So I give another hint: Is $\otimes^\mathbb{N} V$ included in the fock space T?

Seratend.

16. Jul 11, 2005

### r-rashidi

Equivalence means:an unitary map exists between two spaces(isometric topological isomorphism )(unitary equivalence )
reza.

17. Jul 11, 2005

### seratend

: ) An equivalence relation is very general. Therefore it is sometimes usefull to give some precisions.

Seratend.

18. Jul 11, 2005

### vanesch

Staff Emeritus
The problem I see is that although the basis constructed by George (psi_ij) is countable, this constructs a Fock space which, in my opinion, is not closed, and seratend's example of {0,1}^N is relevant, in that {0,1}^N is NOT the same as the union of all {0,1}^n: you need to impose CLOSURE under Cauchy series.

Now, I have to admit that I don't know if this closure requirement is part of the definition of a Fock space. In any case, it doesn't make sense physically to include states with an infinite number of particles.

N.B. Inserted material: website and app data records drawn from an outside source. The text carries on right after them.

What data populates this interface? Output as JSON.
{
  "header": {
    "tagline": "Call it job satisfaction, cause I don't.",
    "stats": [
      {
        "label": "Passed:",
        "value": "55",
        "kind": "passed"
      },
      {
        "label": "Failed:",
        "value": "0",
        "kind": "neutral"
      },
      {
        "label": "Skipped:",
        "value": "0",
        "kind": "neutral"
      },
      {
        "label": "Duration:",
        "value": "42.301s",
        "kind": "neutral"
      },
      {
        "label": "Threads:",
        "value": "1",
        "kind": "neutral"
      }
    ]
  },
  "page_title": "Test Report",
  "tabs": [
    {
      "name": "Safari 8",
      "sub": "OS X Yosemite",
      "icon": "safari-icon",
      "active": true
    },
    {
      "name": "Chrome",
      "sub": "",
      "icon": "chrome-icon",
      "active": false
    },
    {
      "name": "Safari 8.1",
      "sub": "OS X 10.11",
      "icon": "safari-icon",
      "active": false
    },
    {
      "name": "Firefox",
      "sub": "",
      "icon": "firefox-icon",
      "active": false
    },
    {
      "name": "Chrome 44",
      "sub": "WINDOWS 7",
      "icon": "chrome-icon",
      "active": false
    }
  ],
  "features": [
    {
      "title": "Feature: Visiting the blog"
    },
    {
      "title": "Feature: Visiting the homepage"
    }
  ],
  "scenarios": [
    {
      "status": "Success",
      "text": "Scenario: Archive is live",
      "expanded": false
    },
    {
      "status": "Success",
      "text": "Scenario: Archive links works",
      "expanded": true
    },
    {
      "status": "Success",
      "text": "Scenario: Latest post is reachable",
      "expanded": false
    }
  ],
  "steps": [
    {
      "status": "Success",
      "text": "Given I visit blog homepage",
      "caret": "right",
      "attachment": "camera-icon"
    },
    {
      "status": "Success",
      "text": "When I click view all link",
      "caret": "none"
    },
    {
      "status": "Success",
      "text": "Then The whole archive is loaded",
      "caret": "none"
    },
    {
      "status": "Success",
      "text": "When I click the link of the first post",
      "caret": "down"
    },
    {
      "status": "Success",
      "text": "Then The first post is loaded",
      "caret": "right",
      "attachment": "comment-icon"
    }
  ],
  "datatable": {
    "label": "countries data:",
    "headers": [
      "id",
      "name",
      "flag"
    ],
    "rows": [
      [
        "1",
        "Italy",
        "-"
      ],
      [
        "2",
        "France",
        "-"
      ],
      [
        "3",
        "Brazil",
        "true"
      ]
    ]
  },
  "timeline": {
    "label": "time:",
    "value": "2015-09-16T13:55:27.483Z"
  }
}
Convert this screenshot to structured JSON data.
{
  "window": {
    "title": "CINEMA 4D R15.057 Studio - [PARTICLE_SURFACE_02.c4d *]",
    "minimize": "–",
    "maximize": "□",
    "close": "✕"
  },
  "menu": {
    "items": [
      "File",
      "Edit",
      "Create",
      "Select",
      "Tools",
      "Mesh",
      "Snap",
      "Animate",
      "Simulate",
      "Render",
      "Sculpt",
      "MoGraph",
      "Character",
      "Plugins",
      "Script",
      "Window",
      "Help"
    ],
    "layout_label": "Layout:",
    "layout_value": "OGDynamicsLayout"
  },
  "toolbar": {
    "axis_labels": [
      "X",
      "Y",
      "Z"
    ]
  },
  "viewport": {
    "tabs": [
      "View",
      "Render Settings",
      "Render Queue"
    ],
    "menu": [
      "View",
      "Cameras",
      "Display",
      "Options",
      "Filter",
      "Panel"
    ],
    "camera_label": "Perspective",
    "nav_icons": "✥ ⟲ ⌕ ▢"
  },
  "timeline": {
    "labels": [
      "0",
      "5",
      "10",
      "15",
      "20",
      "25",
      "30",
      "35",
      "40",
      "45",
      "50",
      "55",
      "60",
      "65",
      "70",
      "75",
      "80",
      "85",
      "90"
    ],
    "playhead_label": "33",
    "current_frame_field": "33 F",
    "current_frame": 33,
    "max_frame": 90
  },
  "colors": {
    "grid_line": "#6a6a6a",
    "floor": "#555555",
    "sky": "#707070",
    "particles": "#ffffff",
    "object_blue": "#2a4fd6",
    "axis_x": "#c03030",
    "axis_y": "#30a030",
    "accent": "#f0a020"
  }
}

If the closure requirement is not part of the Fock space, then I think George is right, in that there is a countable basis ; but only, the space is not closed (and is, if I understand correctly, not a true Hilbert space). If the closure requirement is part of the Fock space definition, then I tend to agree with seratend in that this closure makes the space non-separable in the same way as the closure of the union of all {0,1}^n (which are countable) make us have something with same cardinality as the real numbers.

cheers,
Patrick.

19. Jul 11, 2005

### George Jones

Staff Emeritus
Sorry, I should have defined my symbols. $\mathbb{N} := \left\{1, 2, 3, ... \right\}$ and $\mathbb{N}_0 := \left\{0, 1, 2, 3, ... \right\}$. For each $i$ in $\mathbb{N}_0$, $\psi_{ij}$ is in $\otimes^i V$, and $\left\{ \psi_{ij} \right\}$ is a countable orthonormal basis, labeled by $j$ in $\mathbb{N}$, for $\otimes^i V$. Therefore, $\psi_{ij}$ = $\psi_{kl}$ iff $\left( i , j \right) = \left( k , l \right)$.

This establishes a bijection between $B_T = \left\{\psi_{ij} | \left(i ,j \right) \in \mathbb{N}_0 \times \mathbb{N} \right\}$ and $\mathbb{N}_0 \times \mathbb{N}$.

I agree.

No.

Fock space is a formalism for handling an arbitrary, but finite, number of particles, as well as for dealing with a changeable number of particles.

Regards,
George

20. Jul 11, 2005

### vanesch

Staff Emeritus
With reference to what I posted, does that mean then, that Fock space is not closed (and hence, not a Hilbert space) ?

cheers,
Patrick.